A young friend, whose name I won't mention, hit me on email the other day. He writes a newish wireless blog and had the opportunity to interview a fairly high level executive at a larbge handset OEM. My friend works at a wireless company and although these two companies don't directly compete on most days, there are certainly environmental tensions between them given how they fit into the entire ecosystem.
My friend had sent a series of thoughtful questions and asked my opinion on them. I thought they were good questions and I was thinking of several others that were even more provocative before he sent me a follow up email saying that he had been persuaded to not go forward with the interview. This of course was very good advice for a couple of reasons, one which some immediately to my mind involves a slight slip I did many years ago.
I started trolling around Usenet groups towards the end of 1994 and I spent a fair amount of time on the alt.cyberpunk board. At that time I was working at Sony Pictures. It is hard to describe my glee when I got the opportunity to help work at the premiere of Johnny Mnemonic given my interest in William Gibson and all things cyberpunk. After seeing the show I posted some comments on the board (which I can't seem to find now) about what I likd about the show, etc.

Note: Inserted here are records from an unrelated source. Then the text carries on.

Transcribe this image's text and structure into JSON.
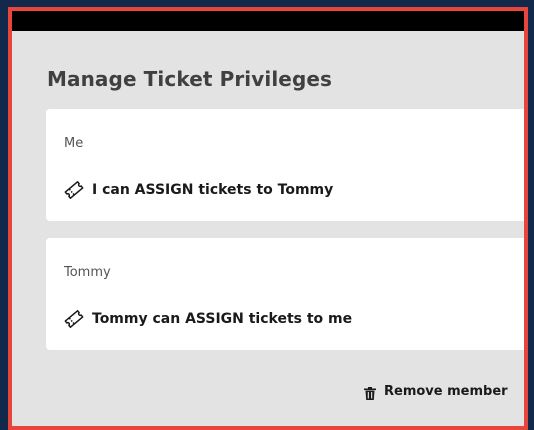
{
  "panel": {
    "title": "Manage Ticket Privileges"
  },
  "privileges": [
    {
      "owner": "Me",
      "text": "I can ASSIGN tickets to Tommy",
      "icon": "ticket-icon"
    },
    {
      "owner": "Tommy",
      "text": "Tommy can ASSIGN tickets to me",
      "icon": "ticket-icon"
    }
  ],
  "actions": {
    "remove_member_label": "Remove member",
    "remove_member_icon": "trash-icon"
  },
  "colors": {
    "frame_border": "#e8453c",
    "panel_background": "#e3e3e3",
    "page_background": "#13294b",
    "top_bar": "#000000"
  }
}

Later that same day I was emailed by a reporter from the Los Angeles Times by the name of Amy Harmon. She asked me if I would be willing to do an interview. Naive as I was I said sure. The next day I was aghast when I read the less the glowing comments that I had made about the movie that was just opening up. Of course later that morning the head of the studio called my boss to find out what drugs I was on.

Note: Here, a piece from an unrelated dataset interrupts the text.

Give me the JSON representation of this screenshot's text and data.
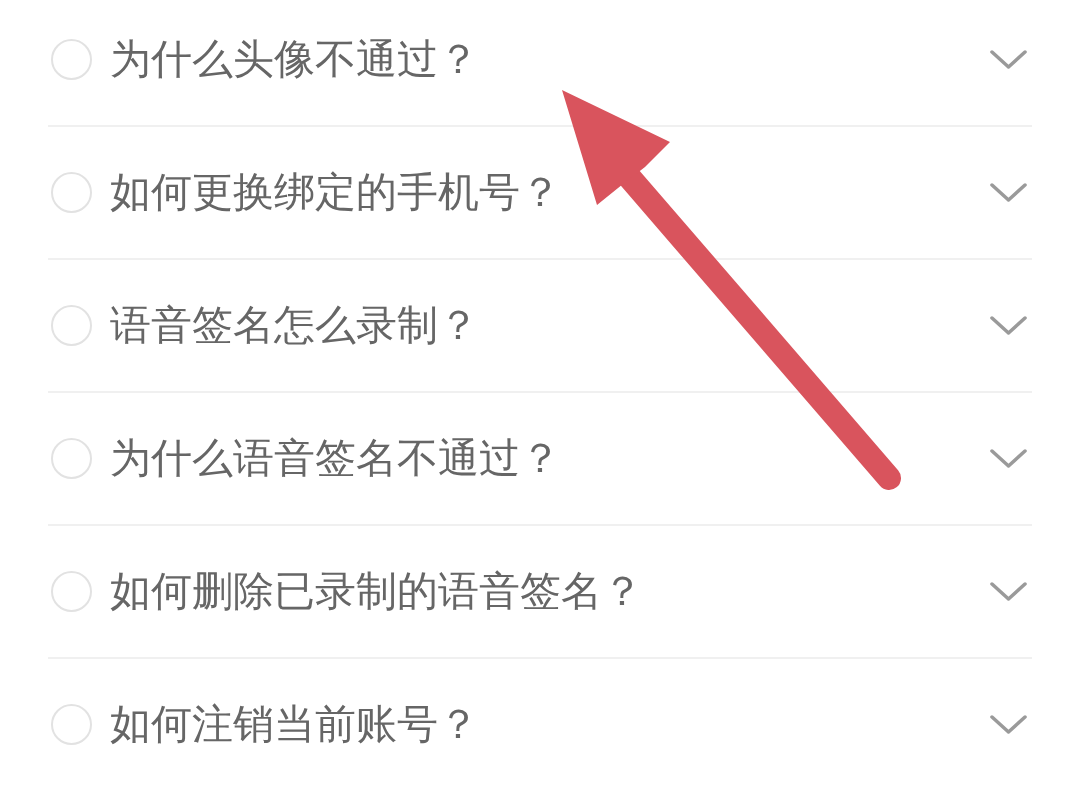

I have certainly learned a lot about the press since then and consider myself a much more cautious person as it relates to the press. Beyond this example for me though I think it is important to say something else about blogs and the desire to be candid. If you are a journalist or a pundit I think you can freely say what you want. If you work in an industry I think you have to be extremely careful about what you can and cannot write. Certainly the things that I currently have the most insight on today are related to mobile communities and the wireless industry and the various players within that framework. And in general a reader of this blog will find that I try to avoid any comment, editorial or opinion. Most tragically from my perspective is that I don't really get to share any of the learnings that we have accumulated with Rabble over the last several years. Maybe sometime down the road.

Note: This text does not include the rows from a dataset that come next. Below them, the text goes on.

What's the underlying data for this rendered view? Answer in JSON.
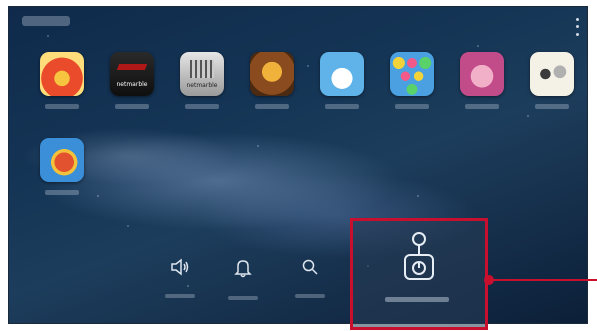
{
  "home_screen": {
    "apps": [
      {
        "name": "app-angry-bird-icon",
        "colors": [
          "#e94b2b",
          "#f6c43f"
        ]
      },
      {
        "name": "app-netmarble-dark-icon",
        "colors": [
          "#1a1a1a",
          "#b01818"
        ],
        "text": "netmarble"
      },
      {
        "name": "app-netmarble-light-icon",
        "colors": [
          "#d9d9d9",
          "#6a6a6a"
        ],
        "text": "netmarble"
      },
      {
        "name": "app-warrior-game-icon",
        "colors": [
          "#8a4b1e",
          "#f0b23a"
        ]
      },
      {
        "name": "app-monster-game-icon",
        "colors": [
          "#5fb3e8",
          "#ffffff"
        ]
      },
      {
        "name": "app-bubble-shooter-icon",
        "colors": [
          "#4aa0e0",
          "#f25a8a"
        ]
      },
      {
        "name": "app-pink-character-icon",
        "colors": [
          "#c24b8a",
          "#f2b0c8"
        ]
      },
      {
        "name": "app-cartoon-characters-icon",
        "colors": [
          "#f4f1e6",
          "#3b3b3b"
        ]
      },
      {
        "name": "app-parrot-icon",
        "colors": [
          "#3a8fd8",
          "#e2522e"
        ]
      }
    ],
    "quick_actions": [
      {
        "name": "sound-icon"
      },
      {
        "name": "notification-bell-icon"
      },
      {
        "name": "search-icon"
      }
    ],
    "game_launcher": {
      "icon": "game-launcher-joystick-icon",
      "highlight_color": "#c8102e"
    }
  }
}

Instead my blog is mean to capture a few things, what technology I am playing with, what I see as important in user created media, and as a communication vehicle to keep in touch with my friends I see infrequently. For me there is plenty to talk about with getting sideways or opening yourself up to misinterpretation by others.